(MATERIALS PROVIDED Opens)

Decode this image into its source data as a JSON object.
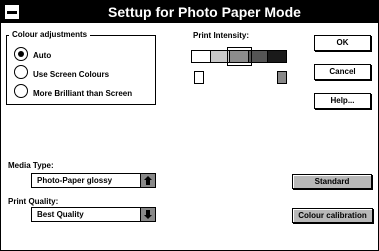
{
  "window": {
    "title": "Settup for Photo Paper Mode"
  },
  "colour_adjustments": {
    "label": "Colour adjustments",
    "options": [
      {
        "label": "Auto",
        "selected": true
      },
      {
        "label": "Use Screen Colours",
        "selected": false
      },
      {
        "label": "More Brilliant than Screen",
        "selected": false
      }
    ]
  },
  "print_intensity": {
    "label": "Print Intensity:",
    "swatch_colors": [
      "#ffffff",
      "#c8c8c8",
      "#8c8c8c",
      "#555555",
      "#1a1a1a"
    ],
    "selected_index": 2,
    "light_indicator_color": "#ffffff",
    "dark_indicator_color": "#888888"
  },
  "buttons": {
    "ok": "OK",
    "cancel": "Cancel",
    "help": "Help...",
    "standard": "Standard",
    "colour_calibration": "Colour calibration"
  },
  "media_type": {
    "label": "Media Type:",
    "value": "Photo-Paper glossy",
    "icon": "arrow-up-icon"
  },
  "print_quality": {
    "label": "Print Quality:",
    "value": "Best Quality",
    "icon": "arrow-down-icon"
  }
}
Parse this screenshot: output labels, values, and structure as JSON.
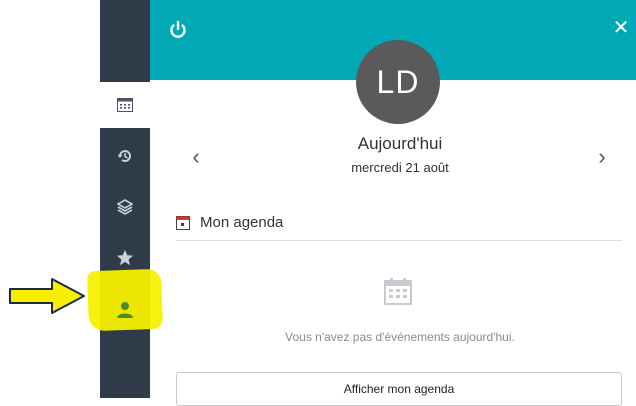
{
  "header": {
    "power_icon": "power-icon",
    "close_label": "✕",
    "accent_color": "#00a9b5"
  },
  "profile": {
    "initials": "LD"
  },
  "day_nav": {
    "prev_label": "‹",
    "next_label": "›",
    "title": "Aujourd'hui",
    "date": "mercredi 21 août"
  },
  "agenda": {
    "section_title": "Mon agenda",
    "empty_message": "Vous n'avez pas d'événements aujourd'hui.",
    "show_button_label": "Afficher mon agenda"
  },
  "sidebar": {
    "items": [
      {
        "icon": "calendar-icon"
      },
      {
        "icon": "history-icon"
      },
      {
        "icon": "layers-icon"
      },
      {
        "icon": "star-icon"
      },
      {
        "icon": "user-icon"
      }
    ]
  },
  "annotation": {
    "highlight_color": "#f6f000",
    "arrow_icon": "arrow-right-icon"
  }
}
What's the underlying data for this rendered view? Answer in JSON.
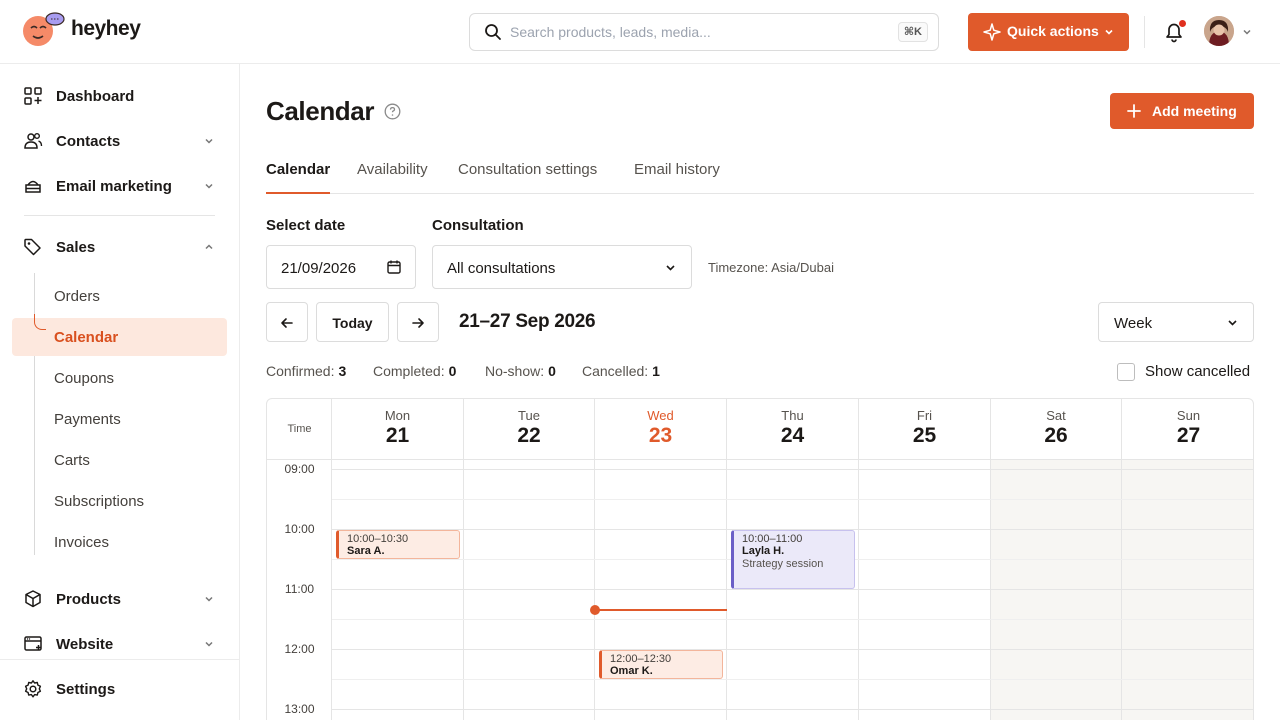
{
  "app": {
    "name": "heyhey"
  },
  "topbar": {
    "search_placeholder": "Search products, leads, media...",
    "search_shortcut": "⌘K",
    "quick_actions_label": "Quick actions",
    "notification_color": "#e0301e"
  },
  "colors": {
    "accent": "#e05a2b",
    "accent_light": "#fde8de",
    "event_purple": "#6b5fc7"
  },
  "sidebar": {
    "items": [
      {
        "label": "Dashboard",
        "icon": "dashboard-icon"
      },
      {
        "label": "Contacts",
        "icon": "contacts-icon",
        "expandable": true
      },
      {
        "label": "Email marketing",
        "icon": "email-marketing-icon",
        "expandable": true
      },
      {
        "label": "Sales",
        "icon": "tag-icon",
        "expanded": true
      },
      {
        "label": "Products",
        "icon": "box-icon",
        "expandable": true
      },
      {
        "label": "Website",
        "icon": "website-icon",
        "expandable": true
      },
      {
        "label": "Settings",
        "icon": "gear-icon"
      }
    ],
    "sales_sub": [
      "Orders",
      "Calendar",
      "Coupons",
      "Payments",
      "Carts",
      "Subscriptions",
      "Invoices"
    ],
    "active_sub": "Calendar"
  },
  "page": {
    "title": "Calendar",
    "add_button": "Add meeting",
    "tabs": [
      "Calendar",
      "Availability",
      "Consultation settings",
      "Email history"
    ],
    "active_tab": "Calendar"
  },
  "filters": {
    "date_label": "Select date",
    "date_value": "21/09/2026",
    "consultation_label": "Consultation",
    "consultation_value": "All consultations",
    "timezone": "Timezone: Asia/Dubai"
  },
  "toolbar": {
    "today_label": "Today",
    "range": "21–27 Sep 2026",
    "view": "Week"
  },
  "stats": {
    "confirmed_label": "Confirmed:",
    "confirmed": "3",
    "completed_label": "Completed:",
    "completed": "0",
    "noshow_label": "No-show:",
    "noshow": "0",
    "cancelled_label": "Cancelled:",
    "cancelled": "1",
    "show_cancelled_label": "Show cancelled",
    "show_cancelled_checked": false
  },
  "calendar": {
    "time_header": "Time",
    "days": [
      {
        "name": "Mon",
        "date": "21"
      },
      {
        "name": "Tue",
        "date": "22"
      },
      {
        "name": "Wed",
        "date": "23",
        "today": true
      },
      {
        "name": "Thu",
        "date": "24"
      },
      {
        "name": "Fri",
        "date": "25"
      },
      {
        "name": "Sat",
        "date": "26",
        "weekend": true
      },
      {
        "name": "Sun",
        "date": "27",
        "weekend": true
      }
    ],
    "times": [
      "09:00",
      "10:00",
      "11:00",
      "12:00",
      "13:00"
    ],
    "events": [
      {
        "day": "Mon",
        "time": "10:00–10:30",
        "name": "Sara A.",
        "color": "orange"
      },
      {
        "day": "Thu",
        "time": "10:00–11:00",
        "name": "Layla H.",
        "desc": "Strategy session",
        "color": "purple"
      },
      {
        "day": "Wed",
        "time": "12:00–12:30",
        "name": "Omar K.",
        "color": "orange"
      }
    ],
    "current_time_day": "Wed"
  }
}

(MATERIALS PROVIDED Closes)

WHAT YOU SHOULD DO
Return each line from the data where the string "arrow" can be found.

EXERCISE RESPONSE
    "icon": "arrow-up-icon"
    "icon": "arrow-down-icon"
    "arrow_icon": "arrow-right-icon"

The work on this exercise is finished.